About this exercise >> State how many lines in the listing below contain the word "icon", with no other words.

Data to examine >>

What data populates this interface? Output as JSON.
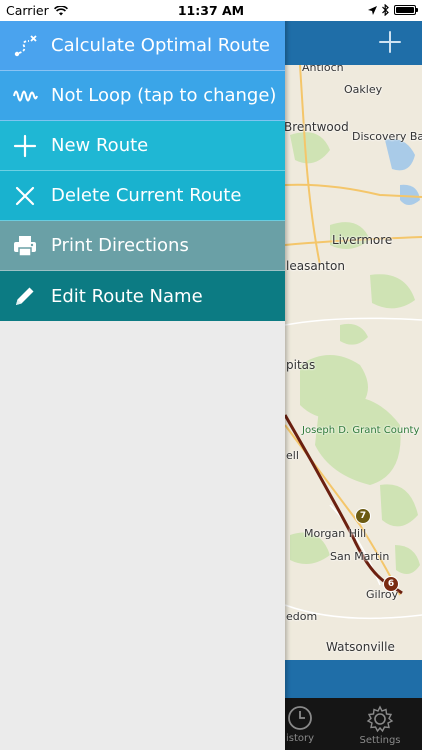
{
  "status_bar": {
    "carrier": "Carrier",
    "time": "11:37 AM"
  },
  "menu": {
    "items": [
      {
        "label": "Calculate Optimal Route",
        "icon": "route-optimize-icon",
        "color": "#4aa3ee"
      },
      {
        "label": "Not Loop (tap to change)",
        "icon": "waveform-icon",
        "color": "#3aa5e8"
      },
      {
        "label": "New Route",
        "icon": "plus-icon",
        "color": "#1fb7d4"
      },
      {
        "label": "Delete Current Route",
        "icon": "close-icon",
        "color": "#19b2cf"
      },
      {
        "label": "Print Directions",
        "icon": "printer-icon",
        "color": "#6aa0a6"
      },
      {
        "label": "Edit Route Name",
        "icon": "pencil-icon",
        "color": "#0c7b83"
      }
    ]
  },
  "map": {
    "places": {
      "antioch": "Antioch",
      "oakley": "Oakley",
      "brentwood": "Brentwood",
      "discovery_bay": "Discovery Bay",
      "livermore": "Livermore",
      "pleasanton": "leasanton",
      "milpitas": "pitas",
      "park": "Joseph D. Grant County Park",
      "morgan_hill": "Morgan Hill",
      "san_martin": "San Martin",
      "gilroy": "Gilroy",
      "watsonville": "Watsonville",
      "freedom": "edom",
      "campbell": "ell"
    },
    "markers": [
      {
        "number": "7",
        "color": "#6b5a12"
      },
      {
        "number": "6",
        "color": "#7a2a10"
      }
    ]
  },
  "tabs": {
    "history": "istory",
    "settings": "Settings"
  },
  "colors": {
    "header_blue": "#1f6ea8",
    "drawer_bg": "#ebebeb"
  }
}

Your solution >> 6